Census Canada has released its 2016 report and, for the first time in Canada, seniors outnumber children. With the life expectancy reaching 79.9 years for men and 84.0 years for women, according to Statistics Canada.
Numerous news outlets covered the story, with an almost universally negative tone. Most articles were peppered with phrases like “slow-moving train wreck” and featured worries about strains on the health care system. At ComForCare Home Care, we feel many of the headlines reflected ageism in our culture and over-generalizations that can complicate the national discussions around aging.
We are all aging all the time. The census provides valuable demographic information, but it tends to lump everyone into broad categories. Individual experiences of aging are varied and unique. Even different provinces have different rates of aging with Eastern Canada aging faster than in western provinces and Northern Canada.
When we talk about the baby-boom generation, we may be talking about 57-year-old Carl who is balancing raising adolescent children with work and caring for his aging parents. Or, the term “boomer” could be applied to 71-year-old Brenda who swims laps at the YMCA every morning and hikes the Bruce Trail on Mondays and Wednesdays. Carl and Brenda have little in common other than having been born between 1946 and 1965, but they are both boomers.
The aging population will likely require creative thinking on the part of communities and policymakers. However, the large cohort of aging Canadians is also an opportunity to re-frame the discussion around aging in Canada and a chance to look at the positive side of aging. Here are some of the reasons it is great to be a senior in Canada today:

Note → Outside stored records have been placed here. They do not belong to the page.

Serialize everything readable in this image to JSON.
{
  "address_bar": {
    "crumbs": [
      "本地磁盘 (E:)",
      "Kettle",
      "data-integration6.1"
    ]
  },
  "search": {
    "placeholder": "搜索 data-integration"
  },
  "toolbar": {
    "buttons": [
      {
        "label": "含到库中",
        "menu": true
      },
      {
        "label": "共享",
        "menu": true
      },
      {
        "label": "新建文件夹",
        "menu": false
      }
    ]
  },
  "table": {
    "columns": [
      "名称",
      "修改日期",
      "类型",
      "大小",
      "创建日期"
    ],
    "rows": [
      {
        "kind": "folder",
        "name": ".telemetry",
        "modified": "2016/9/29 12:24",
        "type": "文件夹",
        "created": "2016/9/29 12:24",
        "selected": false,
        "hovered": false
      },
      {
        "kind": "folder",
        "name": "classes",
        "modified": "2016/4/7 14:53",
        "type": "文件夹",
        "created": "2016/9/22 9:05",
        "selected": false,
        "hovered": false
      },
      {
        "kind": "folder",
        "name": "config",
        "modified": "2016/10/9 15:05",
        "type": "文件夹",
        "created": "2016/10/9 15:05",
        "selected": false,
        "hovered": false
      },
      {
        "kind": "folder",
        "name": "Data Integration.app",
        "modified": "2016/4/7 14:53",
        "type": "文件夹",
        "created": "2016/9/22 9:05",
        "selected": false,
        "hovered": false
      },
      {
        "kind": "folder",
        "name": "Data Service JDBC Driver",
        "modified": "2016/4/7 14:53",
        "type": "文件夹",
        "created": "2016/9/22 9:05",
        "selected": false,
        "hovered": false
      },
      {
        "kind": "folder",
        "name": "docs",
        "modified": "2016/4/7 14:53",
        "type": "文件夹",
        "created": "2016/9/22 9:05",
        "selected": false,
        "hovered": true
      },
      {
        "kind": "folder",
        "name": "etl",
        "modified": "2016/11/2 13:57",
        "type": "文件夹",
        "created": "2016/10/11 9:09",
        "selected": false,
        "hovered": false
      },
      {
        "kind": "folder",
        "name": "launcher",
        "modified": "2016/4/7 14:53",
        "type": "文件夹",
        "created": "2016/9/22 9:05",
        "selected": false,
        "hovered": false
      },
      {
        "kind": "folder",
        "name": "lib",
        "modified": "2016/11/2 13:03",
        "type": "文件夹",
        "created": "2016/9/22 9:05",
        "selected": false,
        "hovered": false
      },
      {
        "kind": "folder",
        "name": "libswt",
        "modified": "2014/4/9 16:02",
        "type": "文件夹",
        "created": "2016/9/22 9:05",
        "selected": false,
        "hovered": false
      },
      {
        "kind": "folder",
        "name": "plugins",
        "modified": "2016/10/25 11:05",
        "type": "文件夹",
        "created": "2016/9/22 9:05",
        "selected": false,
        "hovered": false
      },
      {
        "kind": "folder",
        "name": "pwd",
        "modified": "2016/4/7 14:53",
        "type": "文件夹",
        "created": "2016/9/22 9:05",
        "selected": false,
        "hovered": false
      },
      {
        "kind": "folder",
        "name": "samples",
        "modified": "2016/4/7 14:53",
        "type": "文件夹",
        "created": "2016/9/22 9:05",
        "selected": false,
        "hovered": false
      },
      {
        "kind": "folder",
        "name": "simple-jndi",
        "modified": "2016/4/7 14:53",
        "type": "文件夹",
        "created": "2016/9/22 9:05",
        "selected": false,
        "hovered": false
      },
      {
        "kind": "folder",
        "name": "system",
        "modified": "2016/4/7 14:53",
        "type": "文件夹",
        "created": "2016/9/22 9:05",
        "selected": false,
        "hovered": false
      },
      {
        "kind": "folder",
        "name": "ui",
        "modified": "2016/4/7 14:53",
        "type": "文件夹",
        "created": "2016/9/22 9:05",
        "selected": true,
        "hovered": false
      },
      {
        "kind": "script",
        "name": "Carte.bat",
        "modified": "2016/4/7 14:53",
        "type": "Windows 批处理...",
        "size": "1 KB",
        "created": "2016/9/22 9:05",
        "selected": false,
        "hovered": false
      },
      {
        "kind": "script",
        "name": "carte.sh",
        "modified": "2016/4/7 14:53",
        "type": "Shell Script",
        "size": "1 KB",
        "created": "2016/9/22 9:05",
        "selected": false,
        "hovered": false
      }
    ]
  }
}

- Fulfilling life-long dreams: Many people find later life can be a time when they pursue dreams that were postponed because of family and work obligations. Senior years can be a fertile ground for creativity. Learning a new skill like playing an instrument or taking a short story class can also have the added benefit of helping to keep the mind sharper longer.
- Getting to use your whole brain: Brain scans show that while young people often use only one side of their brain to tackle a task, middle age and older adults are more likely to activate both the left and right brain hemispheres at the same time. This process allows more mature people to use the full power of their brain when faced with problems or situations.
- Increased confidence: Many seniors find as they get older, the voice in their head asking, “What will people think?” has become quieter or has even been silenced completely.
- Increased civic or philanthropic engagement: Philip of St. Catharines, Ontario started volunteering with The Niagara Warehouse of Hope, a non-profit that ships school and hospital supplies to the global south, at the very beginning of his retirement. He liked working with the computers that had been donated because he had the patience to find out how to make them work again. All unsolvable computer problems were solved by Phil. He is now on the board of directors of The Warehouse, in charge of all shipping and receiving. “I just wanted to work with computers!” he said, but he is clearly happy being part of the team. Many people find the free time of retirement to be a wonderful opportunity to give back to their communities.
- Discounts: The Dealhack Canadian Senior Discounts List has compiled the ultimate list of senior discounts. Some discounts apply to 50+, but many age limits start at 65. You did not hear it here, but we know a thrifty 55-year-old who told us no one has ever checked her ID on a senior discount day, so do with that what you will.
Of course, aging is not always a smooth ride and not all problems related to aging can be solved with a paradigm shift or looking at the positives. We, at ComForCare Home Care, know how important it is for family caregivers to get breaks and that older adults who want to age at home have the opportunity to do so with dignity. If you have concerns about an aging loved one or if you are a caregiver for an elderly relative, please call 800-886-4044 for a free consultation.